__WHAT IS NEEDED__: Each line of the data below holding the word "label" must be copied.

* * * * * * * * *

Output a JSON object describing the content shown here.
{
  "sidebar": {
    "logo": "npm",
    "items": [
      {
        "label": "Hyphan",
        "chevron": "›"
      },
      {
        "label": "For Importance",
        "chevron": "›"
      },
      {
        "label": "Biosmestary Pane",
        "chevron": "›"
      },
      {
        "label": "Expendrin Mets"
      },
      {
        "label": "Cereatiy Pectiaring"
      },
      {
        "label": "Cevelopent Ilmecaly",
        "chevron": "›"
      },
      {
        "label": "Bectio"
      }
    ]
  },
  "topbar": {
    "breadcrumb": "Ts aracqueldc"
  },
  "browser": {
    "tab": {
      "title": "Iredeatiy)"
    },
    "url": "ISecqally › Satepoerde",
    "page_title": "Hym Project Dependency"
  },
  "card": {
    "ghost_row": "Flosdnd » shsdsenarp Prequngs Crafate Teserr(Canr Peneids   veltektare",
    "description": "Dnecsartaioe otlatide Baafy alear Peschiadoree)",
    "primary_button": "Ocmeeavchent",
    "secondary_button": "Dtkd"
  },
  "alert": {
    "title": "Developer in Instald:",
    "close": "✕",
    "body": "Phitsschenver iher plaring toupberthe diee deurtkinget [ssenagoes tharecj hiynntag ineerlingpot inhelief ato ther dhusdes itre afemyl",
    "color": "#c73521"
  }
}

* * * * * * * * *

__ANSWER SPACE__:
        "label": "Hyphan",
        "label": "For Importance",
        "label": "Biosmestary Pane",
        "label": "Expendrin Mets"
        "label": "Cereatiy Pectiaring"
        "label": "Cevelopent Ilmecaly",
        "label": "Bectio"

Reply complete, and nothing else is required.